“I want to work out of Southern California still, but I’m not sure if I want to live here,” he said.
“The land around our house is so flammable; the winds were in our favor this time, but that’s no guarantee for the next.”
In addition to the fires, Johann Dias said the smoke has affected him.
“This air quality wouldn’t have gotten to me five years ago, but my lungs definitely felt it this time.”
The poor air quality is matched by poor drinking water, Johann Dias said.
“The water quality in the valley is awful, almost nonpotable,” he said.
“When you’re drinking tap water (in Thousand Oaks), it’s OK, but then you go 40 miles, it’s horrible — you’re tasting things in the water you know shouldn’t be there, and it’s funky.”
Johann Dias further said the water crisis was multifaceted.
“There’s such growing industry here — a rapidly growing, tight-knit entrepreneurial community — but us trying to maintain all this agriculture in this dry state is unreal.”

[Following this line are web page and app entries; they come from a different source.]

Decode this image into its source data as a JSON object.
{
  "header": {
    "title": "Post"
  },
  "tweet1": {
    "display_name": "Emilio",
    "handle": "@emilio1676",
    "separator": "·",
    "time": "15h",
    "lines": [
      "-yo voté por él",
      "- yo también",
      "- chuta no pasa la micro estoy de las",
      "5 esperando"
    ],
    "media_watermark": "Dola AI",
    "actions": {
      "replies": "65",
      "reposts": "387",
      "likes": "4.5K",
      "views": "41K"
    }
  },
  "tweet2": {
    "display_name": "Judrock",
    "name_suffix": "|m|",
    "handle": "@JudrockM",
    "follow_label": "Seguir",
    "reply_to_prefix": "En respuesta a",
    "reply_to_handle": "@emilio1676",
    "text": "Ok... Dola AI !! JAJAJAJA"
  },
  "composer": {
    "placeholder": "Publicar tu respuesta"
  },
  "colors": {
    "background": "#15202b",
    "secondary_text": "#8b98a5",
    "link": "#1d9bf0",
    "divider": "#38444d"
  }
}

Unfortunately, according to middle school Earth science teacher Cade Grunst, climate change and a legacy of poor foresting habits will make these fires increase in severity and frequency.
“The distribution of rainfall — where and when — is changing,” Grunst said. “We’d usually expect some rainfall in October or November to decrease dry conditions, but now it’s falling later, and there are longer and longer stretches of dry weather.”
But Grunst said that forestry management practices could be improved to reduce risk.
“Forest practices for the past 100 years have been to put out all fires,” he said. “We haven’t invested in practices like controlled burns because some wildfire-prone land is on federal land.
“There’s 100 years’ worth of fuel on the forest floor — we need to let small fires burn out naturally.”
Johann Dias, now a survivor of two major fires, agreed.
“What the Trump administration is doing by mitigating claims and saying this is the worst-case scenario is baloney,” Johann Dias said.
“They should be taking it seriously and doing something about it. We all should, really, because this is our reality. It’s not an anomaly.”
—By Chardonnay Needler
Originally published in the Dec. 4 edition of the Octagon.